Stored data
══════
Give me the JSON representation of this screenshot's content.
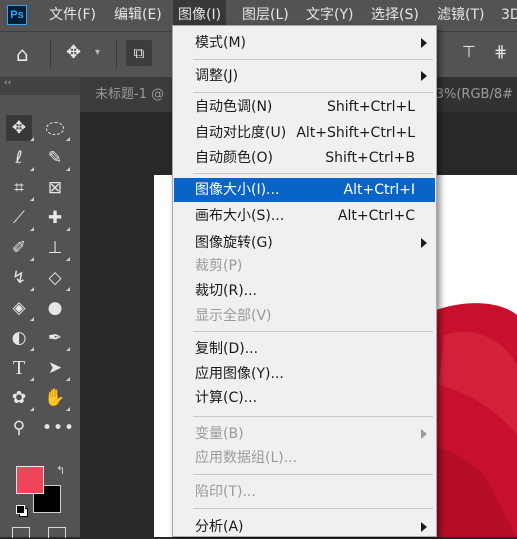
{
  "app": {
    "logo": "Ps"
  },
  "menubar": {
    "items": [
      {
        "label": "文件(F)"
      },
      {
        "label": "编辑(E)"
      },
      {
        "label": "图像(I)"
      },
      {
        "label": "图层(L)"
      },
      {
        "label": "文字(Y)"
      },
      {
        "label": "选择(S)"
      },
      {
        "label": "滤镜(T)"
      },
      {
        "label": "3D"
      }
    ]
  },
  "document": {
    "tab_title": "未标题-1 @",
    "status_right": "3%(RGB/8#"
  },
  "image_menu": {
    "items": [
      {
        "label": "模式(M)",
        "shortcut": "",
        "submenu": true,
        "disabled": false
      },
      {
        "label": "调整(J)",
        "shortcut": "",
        "submenu": true,
        "disabled": false
      },
      {
        "label": "自动色调(N)",
        "shortcut": "Shift+Ctrl+L",
        "submenu": false,
        "disabled": false
      },
      {
        "label": "自动对比度(U)",
        "shortcut": "Alt+Shift+Ctrl+L",
        "submenu": false,
        "disabled": false
      },
      {
        "label": "自动颜色(O)",
        "shortcut": "Shift+Ctrl+B",
        "submenu": false,
        "disabled": false
      },
      {
        "label": "图像大小(I)...",
        "shortcut": "Alt+Ctrl+I",
        "submenu": false,
        "disabled": false,
        "highlighted": true
      },
      {
        "label": "画布大小(S)...",
        "shortcut": "Alt+Ctrl+C",
        "submenu": false,
        "disabled": false
      },
      {
        "label": "图像旋转(G)",
        "shortcut": "",
        "submenu": true,
        "disabled": false
      },
      {
        "label": "裁剪(P)",
        "shortcut": "",
        "submenu": false,
        "disabled": true
      },
      {
        "label": "裁切(R)...",
        "shortcut": "",
        "submenu": false,
        "disabled": false
      },
      {
        "label": "显示全部(V)",
        "shortcut": "",
        "submenu": false,
        "disabled": true
      },
      {
        "label": "复制(D)...",
        "shortcut": "",
        "submenu": false,
        "disabled": false
      },
      {
        "label": "应用图像(Y)...",
        "shortcut": "",
        "submenu": false,
        "disabled": false
      },
      {
        "label": "计算(C)...",
        "shortcut": "",
        "submenu": false,
        "disabled": false
      },
      {
        "label": "变量(B)",
        "shortcut": "",
        "submenu": true,
        "disabled": true
      },
      {
        "label": "应用数据组(L)...",
        "shortcut": "",
        "submenu": false,
        "disabled": true
      },
      {
        "label": "陷印(T)...",
        "shortcut": "",
        "submenu": false,
        "disabled": true
      },
      {
        "label": "分析(A)",
        "shortcut": "",
        "submenu": true,
        "disabled": false
      }
    ]
  },
  "colors": {
    "foreground": "#f0445a",
    "background": "#000000",
    "highlight": "#0a64c8",
    "canvas_red": "#c8102e"
  }
}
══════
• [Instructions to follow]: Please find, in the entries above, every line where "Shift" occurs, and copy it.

• [Answer to this problem]:
        "shortcut": "Shift+Ctrl+L",
        "shortcut": "Alt+Shift+Ctrl+L",
        "shortcut": "Shift+Ctrl+B",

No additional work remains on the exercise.